“Take a key for coming in!”
The kingdom of Hus is in trouble. Princess Prin-Prin (aka Guinevere), last of the royal bloodline and ruler of the kingdom, has been kidnapped by Satan, a minion of the evil Astaroth (aka Hades).
The evil demon king plans on using her royal blood to invade the human realm. As luck would have it, our valiant hero Arthur happened to be with Prin-Prin at the time of her abduction and sets off on a quest to right the wrongs of the threat that is Astaroth.
And so begins the first of many adventures of the hero known only as “Arthur” in the 1985 Capcom game, Ghosts ‘n Goblins. Ghosts ‘n Goblins (also known by the original Japanese name, Makaimura (Demon World Village) introducues us to Arthur, armed only with his trusty suit of armour and lance.
By destroying enemies carrying clay pots, has the chance of acquiring other weapons including dagger, an axe, shield, that god awful torch and a crucifix (more about THAT later). Playing the game back in the day, I always had a preference for carrying the dagger, as it allowed for super fast attacks, albeit doing less damage per hit.

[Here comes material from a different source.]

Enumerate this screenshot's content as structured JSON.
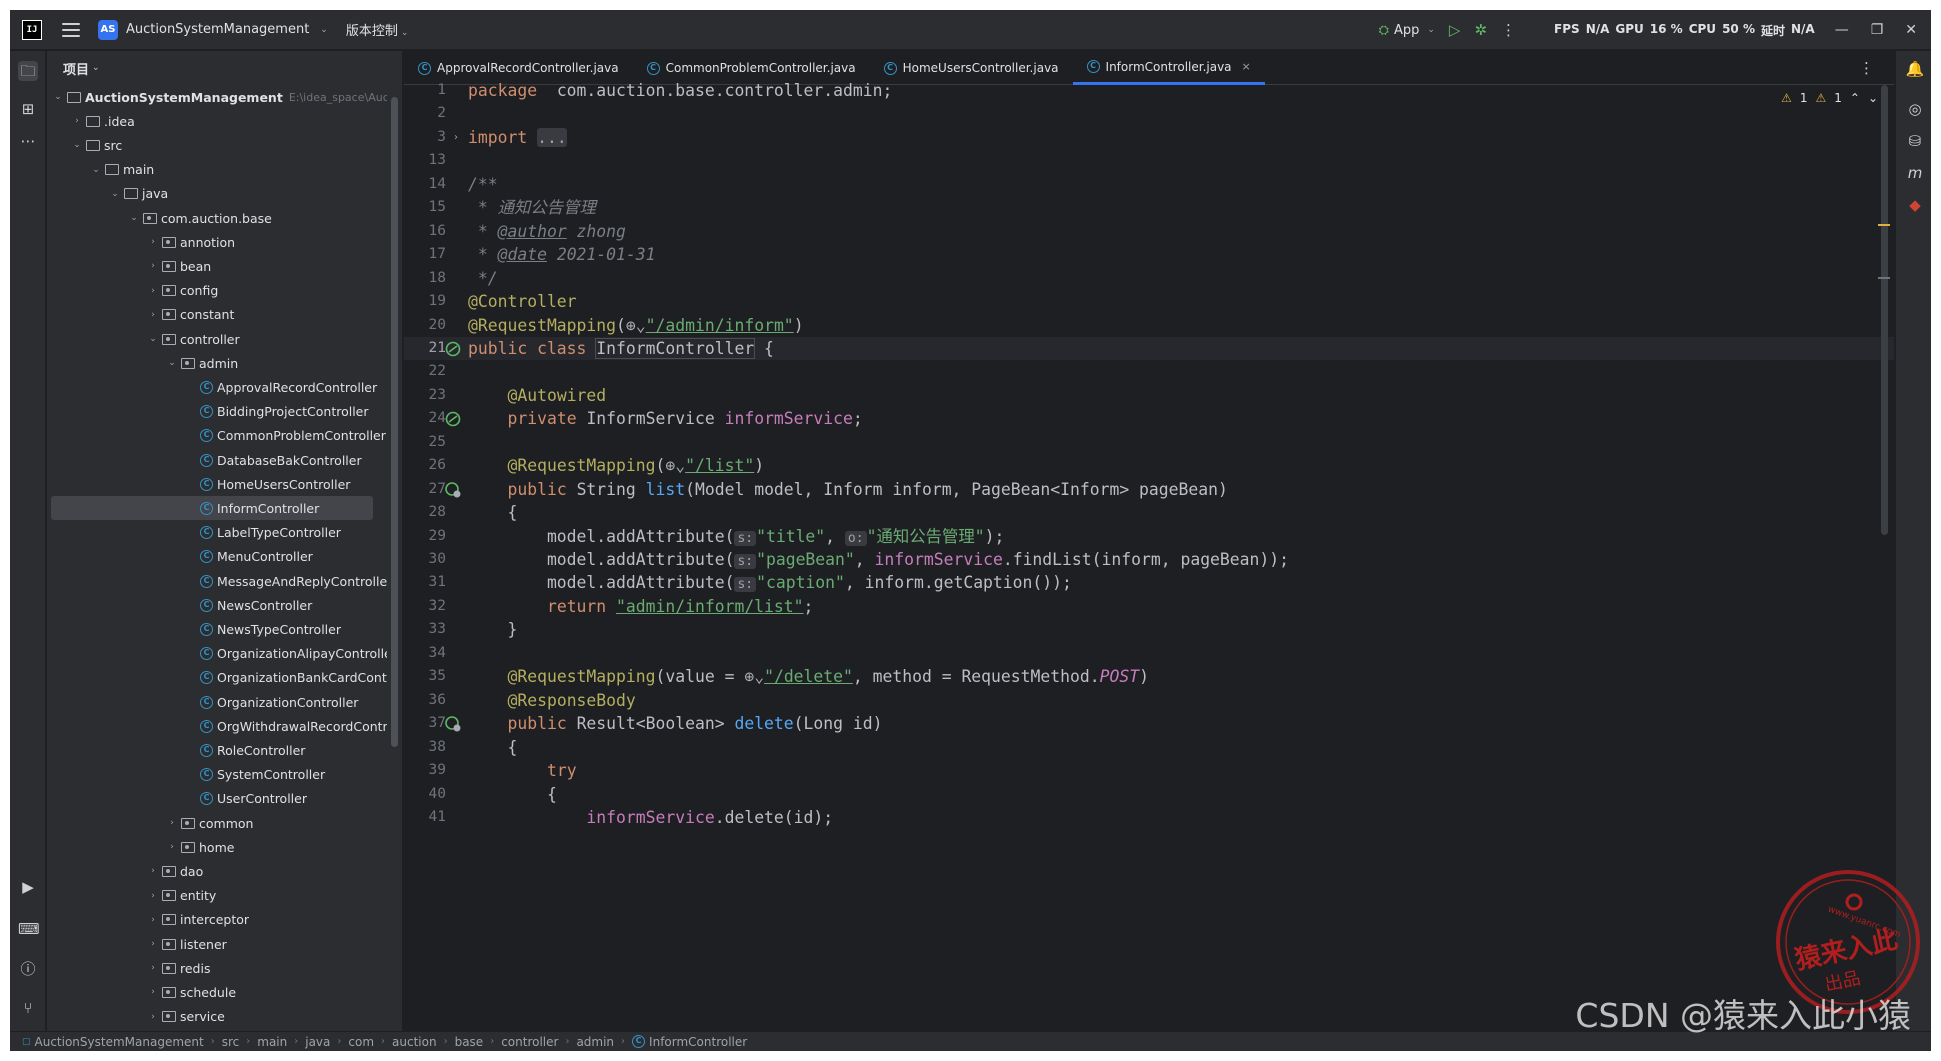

I have vivid memories of playing Ghosts n’ Goblins outside of my local take-away. It was often crowded by a group of ‘big kids’ and one sunny day, my friend Matt and I took off for the shops, me on my bike, and Matt on his skate board. Once there I was challenged to a game of GnG by one of the local big kids. The loser was to pay for the next game.
Challenge accepted, even though I had no way of paying for an extra game were I to lose. (Surely not!?).
It wasn’t long before the score was well and truly stacked against me, and it was time to cough up the twenty cents for the his game. Lucky for us our young legs were able to elude them as we peddled / skated for our lives as they gave chase.
Unlike the ‘big kids’, Arthur was relentless. Even when he was left standing only in his now iconic boxer shorts, having had his armour knocked off by a nasty red-headed Zombies, Arthur pressed on. Through the gloomy Graveyard, trudging through the haunted forest, through towns, palaces and caves Arthur pressed on through the games six gates. Finally Arthur confronts Astoroth . . . and is met with this screen..
You are then forced to play the entire game on a higher difficulty level until you can confront Astoroth a second time. This time around, you had better pick up that crucifix weapon before you get to the end boss, because if you don’t, the game will restart at the beginning of level 5 and you will have to play through levels 5 and 6 again and again and again until you have the right weapon.
Aarrgrgghhhh!!! Now you know why it is commonly known as one of the most difficult arcade games ever released.
Despite all of that, I adored this game on so many different levels. The music and sound effects grabbed me, I loved the varied enemies from the zombies to the dastardly Red Arremer and the well designed and varied levels. I loved the little hidden extras like jumping in the right spot for hidden loot and wizards that appeared from gravestones to turn you into a frog.
Arthur went on to appear in a number of sequels and spin offs including Ghouls ‘n Ghosts, Ultimate Ghouls ‘n Ghosts, Marvel vs. Capcom: Fate of Two Worlds, Canon Spike for the Dreamcast, We Love Golf! for the Nintendo Wii as well as numerous cameos in other games. The original GnG was also ported to a huge number of platforms including the Commodore 64, ZX Spectrum, Amstrad CPC, Atari ST, IBM PC compatibles, Commodore 16, Sharp X68000, Nintendo Game Boy Color, Game Boy Advance, and NES. Phew.
I owned the C64 version of the game (which featured some great music by Mark Cooksey) which was actually missing a few levels from the original arcade, and the final boss battle was not with Astaroth, but with the Dragon. I remember a copy of the C64 being lent to a school friend at the time, Stephen, who returned it the next day having had it banned from his house by his mother who was not at all impressed with Satan being portrayed on the front cover of the game. Ha!
Did you love the Ghost ‘n Goblin series? Do you have your own memories to share about Arthur and his exploits? Leave your comments below. Right now, I leave you with this picture …